Show each line of the records in which the word "Participated" occurs.

***

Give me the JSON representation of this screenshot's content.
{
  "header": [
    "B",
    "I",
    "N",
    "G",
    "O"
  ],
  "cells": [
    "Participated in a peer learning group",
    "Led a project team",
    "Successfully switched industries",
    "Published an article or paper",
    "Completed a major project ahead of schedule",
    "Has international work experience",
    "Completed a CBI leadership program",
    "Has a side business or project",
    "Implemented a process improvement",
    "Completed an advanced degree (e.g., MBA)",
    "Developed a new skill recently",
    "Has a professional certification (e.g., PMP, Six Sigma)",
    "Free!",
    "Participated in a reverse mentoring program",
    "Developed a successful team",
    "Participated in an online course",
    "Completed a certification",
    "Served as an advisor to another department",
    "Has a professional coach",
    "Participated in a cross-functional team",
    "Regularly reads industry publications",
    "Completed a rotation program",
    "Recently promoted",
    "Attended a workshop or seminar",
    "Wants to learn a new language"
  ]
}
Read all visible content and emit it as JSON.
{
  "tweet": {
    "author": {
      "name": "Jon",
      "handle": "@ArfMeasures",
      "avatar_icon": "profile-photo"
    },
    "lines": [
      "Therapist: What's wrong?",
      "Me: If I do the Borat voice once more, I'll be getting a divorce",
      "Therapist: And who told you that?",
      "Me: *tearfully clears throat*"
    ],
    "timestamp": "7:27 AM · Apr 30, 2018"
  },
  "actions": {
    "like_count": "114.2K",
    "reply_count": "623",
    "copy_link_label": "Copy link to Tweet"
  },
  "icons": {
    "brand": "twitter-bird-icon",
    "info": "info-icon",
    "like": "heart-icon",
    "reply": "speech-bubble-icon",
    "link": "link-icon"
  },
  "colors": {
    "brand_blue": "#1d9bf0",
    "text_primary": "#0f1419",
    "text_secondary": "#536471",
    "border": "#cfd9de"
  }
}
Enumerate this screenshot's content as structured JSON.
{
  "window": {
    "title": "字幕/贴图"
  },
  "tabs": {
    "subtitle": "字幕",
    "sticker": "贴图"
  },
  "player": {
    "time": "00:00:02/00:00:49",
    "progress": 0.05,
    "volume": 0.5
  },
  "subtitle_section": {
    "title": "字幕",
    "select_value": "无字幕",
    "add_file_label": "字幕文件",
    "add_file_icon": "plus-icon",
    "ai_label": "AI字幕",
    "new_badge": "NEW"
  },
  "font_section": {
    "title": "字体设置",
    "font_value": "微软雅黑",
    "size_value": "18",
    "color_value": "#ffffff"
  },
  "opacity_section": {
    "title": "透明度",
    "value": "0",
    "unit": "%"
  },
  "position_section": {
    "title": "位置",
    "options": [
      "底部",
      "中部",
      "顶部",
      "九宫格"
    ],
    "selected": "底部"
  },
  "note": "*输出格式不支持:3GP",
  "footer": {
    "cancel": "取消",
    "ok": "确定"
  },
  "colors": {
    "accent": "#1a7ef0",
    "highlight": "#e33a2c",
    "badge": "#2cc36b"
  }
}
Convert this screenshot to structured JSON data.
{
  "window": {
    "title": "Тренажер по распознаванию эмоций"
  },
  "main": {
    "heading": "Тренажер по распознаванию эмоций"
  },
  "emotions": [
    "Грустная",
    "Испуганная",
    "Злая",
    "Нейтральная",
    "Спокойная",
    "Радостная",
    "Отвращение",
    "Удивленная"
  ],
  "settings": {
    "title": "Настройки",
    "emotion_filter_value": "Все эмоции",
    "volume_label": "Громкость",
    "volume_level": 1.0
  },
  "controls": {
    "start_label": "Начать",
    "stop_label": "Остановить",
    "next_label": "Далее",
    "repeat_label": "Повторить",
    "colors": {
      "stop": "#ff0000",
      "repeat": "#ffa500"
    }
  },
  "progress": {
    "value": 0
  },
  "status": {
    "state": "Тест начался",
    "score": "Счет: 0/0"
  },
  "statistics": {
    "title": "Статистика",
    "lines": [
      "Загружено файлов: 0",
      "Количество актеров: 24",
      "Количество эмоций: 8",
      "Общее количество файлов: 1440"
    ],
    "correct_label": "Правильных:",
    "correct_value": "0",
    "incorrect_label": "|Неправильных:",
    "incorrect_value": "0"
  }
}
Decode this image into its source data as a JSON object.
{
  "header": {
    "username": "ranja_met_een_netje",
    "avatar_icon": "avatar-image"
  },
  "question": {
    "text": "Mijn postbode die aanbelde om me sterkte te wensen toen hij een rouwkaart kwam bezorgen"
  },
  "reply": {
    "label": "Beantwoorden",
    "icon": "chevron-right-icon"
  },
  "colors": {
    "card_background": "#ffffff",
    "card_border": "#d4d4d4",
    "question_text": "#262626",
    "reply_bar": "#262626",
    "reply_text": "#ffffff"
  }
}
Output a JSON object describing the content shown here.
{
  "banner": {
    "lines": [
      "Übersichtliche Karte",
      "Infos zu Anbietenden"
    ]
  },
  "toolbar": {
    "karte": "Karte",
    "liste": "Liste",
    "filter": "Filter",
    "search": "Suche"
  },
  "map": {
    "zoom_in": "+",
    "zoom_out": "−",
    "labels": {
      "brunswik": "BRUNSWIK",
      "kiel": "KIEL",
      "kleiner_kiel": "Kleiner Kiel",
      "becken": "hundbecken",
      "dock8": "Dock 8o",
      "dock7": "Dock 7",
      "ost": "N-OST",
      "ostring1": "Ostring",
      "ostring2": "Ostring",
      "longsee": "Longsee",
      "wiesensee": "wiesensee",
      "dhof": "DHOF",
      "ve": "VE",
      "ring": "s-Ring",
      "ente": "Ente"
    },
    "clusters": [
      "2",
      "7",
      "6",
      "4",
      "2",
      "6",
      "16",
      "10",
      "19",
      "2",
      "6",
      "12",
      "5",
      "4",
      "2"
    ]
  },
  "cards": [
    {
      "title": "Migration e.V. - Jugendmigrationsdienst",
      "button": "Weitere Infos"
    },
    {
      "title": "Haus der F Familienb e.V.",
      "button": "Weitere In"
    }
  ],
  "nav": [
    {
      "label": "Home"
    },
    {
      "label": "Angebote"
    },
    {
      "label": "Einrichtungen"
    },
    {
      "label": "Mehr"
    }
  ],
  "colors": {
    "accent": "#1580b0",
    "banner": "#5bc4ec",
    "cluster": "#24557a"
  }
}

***

Response area >>
    "Participated in a peer learning group",
    "Participated in a reverse mentoring program",
    "Participated in an online course",
    "Participated in a cross-functional team",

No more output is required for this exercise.